- Daily Zen
After suspense was increasing to almost unimaginable levels, at last Cyprus secured a bailout, thus avoiding bankruptcy. It seems that negotiations were indeed dramatic, but the wraith of another crisis in Europe was headed off at least for the nearest future.
On the 25th of March, it was informed that eurozone finance ministers reached a long-awaited agreement and Cyprus would get the €10 billion bailout. Indeed, the EU financial aid will help Cyprus avoid bankruptcy, but it also means that the little Mediterranean island will stay in the eurozone. At the conference held in Brussels, Jeroen Dijsselbloem, the president of the Eurogroup of eurozone finance ministers, underlined: “We’ve put an end to the uncertainty that has affected Cyprus and the euro area over the past week.”
After days of suspense and demands, Cyprus will get the €10 billion bailout. However, under the terms of the agreement, the government of Cyprus agreed to reduce its troubled banking sector. Accordingly, Cyprus will have to close the island’s second biggest bank, Cyprus Popular Bank PCL. In addition, bank’s holders and clients with deposits larger than €100,000 will have to face staggering losses. It was underlined that all deposits under the sum of €100,000 will be secured.
Furthermore, Cyprus will have to cut its budget and introduce new structural reforms that will help the country to get back on its feet. But the authorities of the small Mediterranean island are also obliged to privatize state assets. The country, which was on the brink of bankruptcy, has to be ready to face many challenges, including deepening recession and increasing rate of unemployment.
Reaching the consensus on the bailout also headed off the possibility of Cyprus leaving the eurozone. This move would have had an unpredictable impact on markets. Indeed, a Cyprus’ exit from the eurozone would have led to a big chaos in the European Union.
The nearing wraith of bankruptcy and the deadline, which was appointed by the European Central Bank, made eurozone finance ministers reach an agreement and prevent bankruptcy.
Certainly, the new bailout deal will help Cyprus avoid bankruptcy, but many analysts note that even with the new agreement, the small Mediterranean island will have to deal with a new crisis. While near-term challenges were more or less solved by the European leaders, authorities should still be much cautious about development of the situation in Cyprus.

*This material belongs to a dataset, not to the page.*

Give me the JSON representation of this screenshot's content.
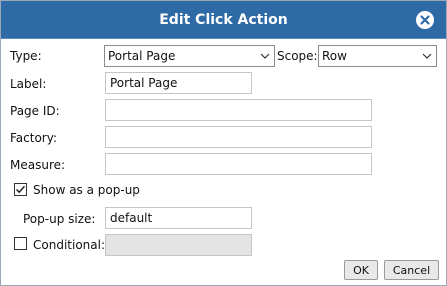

The European Union should come up with a more detailed plan about what to do with trouble banking systems as any new failure might have appalling consequences for the whole organization.
Undoubtedly, Cyprus and the Cypriot nation will have to face many new austerity measures. This will not be simple and pleasant, but will minimize the risk of bankruptcy. It has been underlined by Jeroen Dijsselbloem that the new bailout deal is much better than the former agreement as it concentrates on the two major banks of Cyprus and it gives a sense of certainty about the island’s economy. Investors once again might feel more confident about the eurozone.